Give again exactly the lines that stretch from the one with "Output a JSON" to the end of the data below, including both of those lines and nothing else.

= Website and app data records =
* * * * * * *

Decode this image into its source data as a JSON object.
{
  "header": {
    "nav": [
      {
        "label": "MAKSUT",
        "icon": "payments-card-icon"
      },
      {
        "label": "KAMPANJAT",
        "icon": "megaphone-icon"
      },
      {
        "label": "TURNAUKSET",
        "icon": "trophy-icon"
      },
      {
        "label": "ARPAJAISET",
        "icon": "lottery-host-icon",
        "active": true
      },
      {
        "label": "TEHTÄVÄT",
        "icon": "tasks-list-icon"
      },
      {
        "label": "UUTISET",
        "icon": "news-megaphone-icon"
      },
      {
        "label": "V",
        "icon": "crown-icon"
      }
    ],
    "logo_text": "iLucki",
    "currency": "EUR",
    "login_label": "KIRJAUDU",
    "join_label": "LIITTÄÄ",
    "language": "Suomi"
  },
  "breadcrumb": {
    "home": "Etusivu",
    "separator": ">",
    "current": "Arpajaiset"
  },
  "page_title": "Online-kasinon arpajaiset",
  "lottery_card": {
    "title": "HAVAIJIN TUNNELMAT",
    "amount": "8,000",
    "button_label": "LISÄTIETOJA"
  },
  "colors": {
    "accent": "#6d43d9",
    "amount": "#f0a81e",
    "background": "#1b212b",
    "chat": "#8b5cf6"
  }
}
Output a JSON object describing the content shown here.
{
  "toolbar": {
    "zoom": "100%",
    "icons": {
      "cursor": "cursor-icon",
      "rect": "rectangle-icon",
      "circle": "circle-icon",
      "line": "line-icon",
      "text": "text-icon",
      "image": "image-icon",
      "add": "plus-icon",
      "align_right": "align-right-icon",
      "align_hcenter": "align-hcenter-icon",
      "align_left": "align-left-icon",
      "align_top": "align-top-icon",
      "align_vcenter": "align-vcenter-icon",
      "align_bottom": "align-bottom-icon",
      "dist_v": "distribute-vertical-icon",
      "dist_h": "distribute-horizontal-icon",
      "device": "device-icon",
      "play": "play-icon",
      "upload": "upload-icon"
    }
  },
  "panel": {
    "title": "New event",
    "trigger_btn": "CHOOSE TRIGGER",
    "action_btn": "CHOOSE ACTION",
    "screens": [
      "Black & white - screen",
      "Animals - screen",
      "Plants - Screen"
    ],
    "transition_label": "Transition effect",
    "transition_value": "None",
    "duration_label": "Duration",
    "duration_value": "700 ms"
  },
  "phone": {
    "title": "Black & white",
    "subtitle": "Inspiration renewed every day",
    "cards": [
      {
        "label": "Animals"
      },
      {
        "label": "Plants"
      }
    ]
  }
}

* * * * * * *

= Answer below =
Output a JSON object describing the content shown here.
{
  "toolbar": {
    "zoom": "100%",
    "icons": {
      "cursor": "cursor-icon",
      "rect": "rectangle-icon",
      "circle": "circle-icon",
      "line": "line-icon",
      "text": "text-icon",
      "image": "image-icon",
      "add": "plus-icon",
      "align_right": "align-right-icon",
      "align_hcenter": "align-hcenter-icon",
      "align_left": "align-left-icon",
      "align_top": "align-top-icon",
      "align_vcenter": "align-vcenter-icon",
      "align_bottom": "align-bottom-icon",
      "dist_v": "distribute-vertical-icon",
      "dist_h": "distribute-horizontal-icon",
      "device": "device-icon",
      "play": "play-icon",
      "upload": "upload-icon"
    }
  },
  "panel": {
    "title": "New event",
    "trigger_btn": "CHOOSE TRIGGER",
    "action_btn": "CHOOSE ACTION",
    "screens": [
      "Black & white - screen",
      "Animals - screen",
      "Plants - Screen"
    ],
    "transition_label": "Transition effect",
    "transition_value": "None",
    "duration_label": "Duration",
    "duration_value": "700 ms"
  },
  "phone": {
    "title": "Black & white",
    "subtitle": "Inspiration renewed every day",
    "cards": [
      {
        "label": "Animals"
      },
      {
        "label": "Plants"
      }
    ]
  }
}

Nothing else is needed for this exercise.